The snow-capped peaks of the Himalayas beckon all who look upon them. You’d be a fool to travel all this way and not spend at least a day wandering upwards! A trek in Nepal will take you past Nepalese farms, tiny mountain towns, and to viewpoints that will put the whole world to scale. The most spectacular trek we’ve taken was just outside of Pokhara, where it seems anything is possible at high altitudes. With flip-flop-footed sherpas hauling 100lbs of gear, and fully stocked teahouses serving momos and beer, there may be nowhere in the world above modern comfort. But you can always trek farther trying to find it.
Shared by Taylor and Daniel from Travel Outlandish
John Gardner Pass in Torres del Paine
We have been walking since 6am, laboring steadily in a silent rhythm perfected over the past week. Since we hit snow about an hour ago, the incline has become steeper, our faces peppered with sleet.
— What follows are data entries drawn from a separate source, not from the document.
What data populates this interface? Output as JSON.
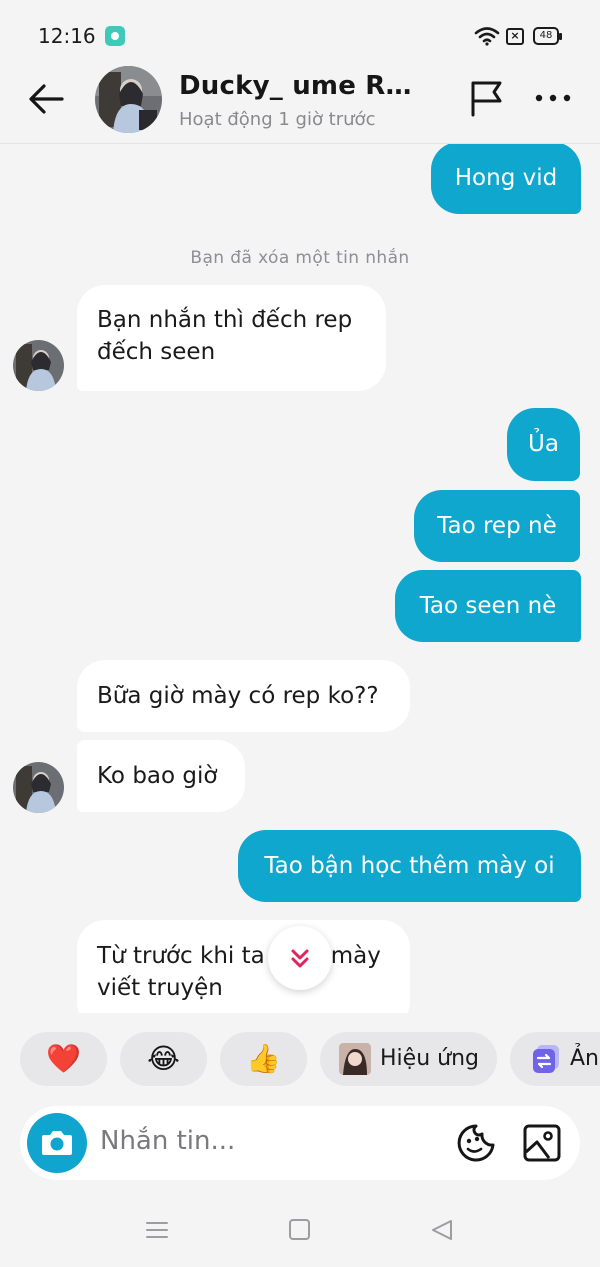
{
  "status_bar": {
    "time": "12:16",
    "battery": "48"
  },
  "header": {
    "contact_name": "Ducky_ ume Rhy...",
    "last_active": "Hoạt động 1 giờ trước"
  },
  "messages": [
    {
      "side": "out",
      "text": "Hong vid"
    },
    {
      "side": "notice",
      "text": "Bạn đã xóa một tin nhắn"
    },
    {
      "side": "in",
      "text_line1": "Bạn nhắn thì đếch rep",
      "text_line2": "đếch seen"
    },
    {
      "side": "out",
      "text": "Ủa"
    },
    {
      "side": "out",
      "text": "Tao rep nè"
    },
    {
      "side": "out",
      "text": "Tao seen nè"
    },
    {
      "side": "in",
      "text": "Bữa giờ mày có rep ko??"
    },
    {
      "side": "in",
      "text": "Ko bao giờ"
    },
    {
      "side": "out",
      "text": "Tao bận học thêm mày oi"
    },
    {
      "side": "in",
      "text_line1a": "Từ trước khi ta",
      "text_line1b": "mày",
      "text_line2": "viết truyện"
    }
  ],
  "quick_reactions": [
    {
      "emoji": "❤️"
    },
    {
      "emoji": "😂"
    },
    {
      "emoji": "👍"
    },
    {
      "label": "Hiệu ứng"
    },
    {
      "label": "Ản"
    }
  ],
  "composer": {
    "placeholder": "Nhắn tin..."
  },
  "colors": {
    "accent": "#0fa7cd",
    "incoming_bubble": "#ffffff",
    "background": "#f4f4f5"
  }
}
I am in front, the lighter of our pair and least likely to slip through the treacherous slush, but as we reach the top of the John Gardner Pass we each stop, stunned into stillness at the landscape unfolding beneath the dense clouds.
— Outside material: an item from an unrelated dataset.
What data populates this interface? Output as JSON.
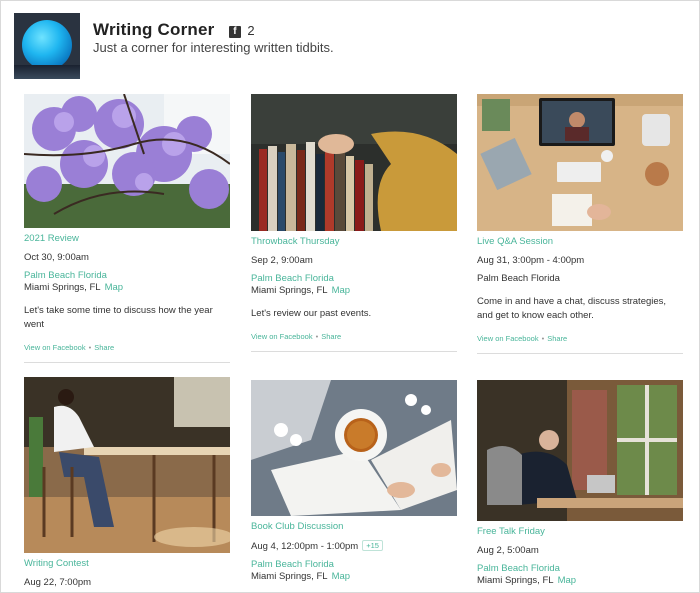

A great expanse of ice fills the bowl of the valley, grey and green and reflecting the dulled blue of the sky; thousands upon thousands of tiny, frozen waves carving their way through the belly of the mountains. On a clear day the view can stretch from here to the French Valley, but Glacier Grey, this living, creaking, groaning wonder of nature, is the star of the show. For the next few hours we will walk, sit, slip and slide our way past it to the lake below, marveling both at the light as it prisms across its surface and at the fact that only 2% of visitors to Torres del Paine will ever reach this point.
The W Circuit is undeniably a magical experience. But it was the raw, breathtaking wilderness of the backside of the park which really grabbed us by the throat. The last few days of the O Circuit, hiking from the Towers to Lago Grey via the road less travelled, is the reason we talk about Torres del Paine again and again, and why, seven months on, it is still the highlight of our trip.
Brigitte & Jake